Visit my site www.andrea-graham.com

12 comments:

saraz said...

I so enjoyed reading about your day, especially since it sounded alot like mine! Different techniques, an ageing Mom to care for and an active Jack Russell, but none the less, very similar to what goes on in my studio. Your work is always very exciting and inspiring.

KerryFelter said...

This post is for people who think that felting is easy! Even with a machine doing some of the work, it's a long process. Your scarves are fab, by the way. I think this mosaic tile technique is the same one that Pam de Groot will be teaching us this summer--looking forward to it very much!

Ammi said...

Love Love Love...the process and the comments. NPR VS Mindless TV programs. It's a toss up for me. I live in a 14 X 14 ft. room with my 6 ft table in the middle. I'm lucky to live with my family including grandchildren. Your blog pops up on my email everyday. What an inspiration. Thank you for sharing.
Question: Are you using prefelt on your mosaic tile scarf?

Andrea Graham- Feltmaker said...

Yes, prefelt! Not sure about Pam's "mosaic" technique. I have been doing these scarves for years and call them my "collage scarves". I am sure Pam's class will be wonderful. I have a Love/hate relationship with prefelt (I have recieved heck on more than one occasion for saying so) I could not do production work at a price ($150-225)I would consider reasonable without it. Layout out would add hours to the task and require me to hand roll a bit before the machine (for me anyway)My dislike is that it is perceived as "easy" and I see it for sale in garments and scarves in an un-fulled state...although I see this in regular layout felt, as well...but, hey, whatcha gonna do?

Mercury said...

Thanks!!!!!!!!!!!!!!!!! I like to read yours blog and to look your photos, it would be desirable to repeat your beauty! Thanks!

vilterietje said...

thank you very much for the clear explanation. especially about the holes. your wordk is great an my admiration for you too, so walk in the clouds if you want:)

luciebeebee said...

Thank you very much for sharing your hard day's work: I find it very inspiring to see your work in progress.

Andrea Graham- Feltmaker said...

oh goody...permission to walk on the clouds :o)

feelfelt said...

Andrea, thanks for showing how the feltmaking machine works there! I knew that is was a process to get to know your machine, and you have shown that! I also loved the fact that you have mentioned that something did not work. And a pivotal thing, feltmaking is not easy...

www.fabulousfelt.blogspot.com

Andrea Graham- Feltmaker said...

There are steps along the way in every project that "do not work" that involve trouble shooting. It is with experience and patience that these are resolved!
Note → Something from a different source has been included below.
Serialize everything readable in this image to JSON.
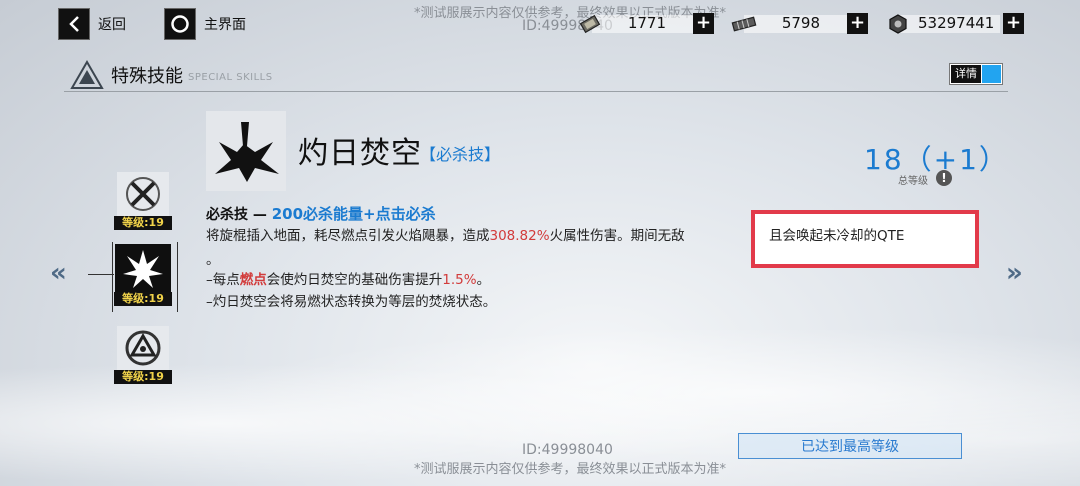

Ginny Huber said...

I do enjoy your process photos and commentary and of course, the completed creations!; And I had no idea that using the machine was such a lot of work!

Kate Ramsey FabulousFelt said...

that is what stops me from buying the machine, loads of work.

time to relax

time to relax
Liberatio Captivus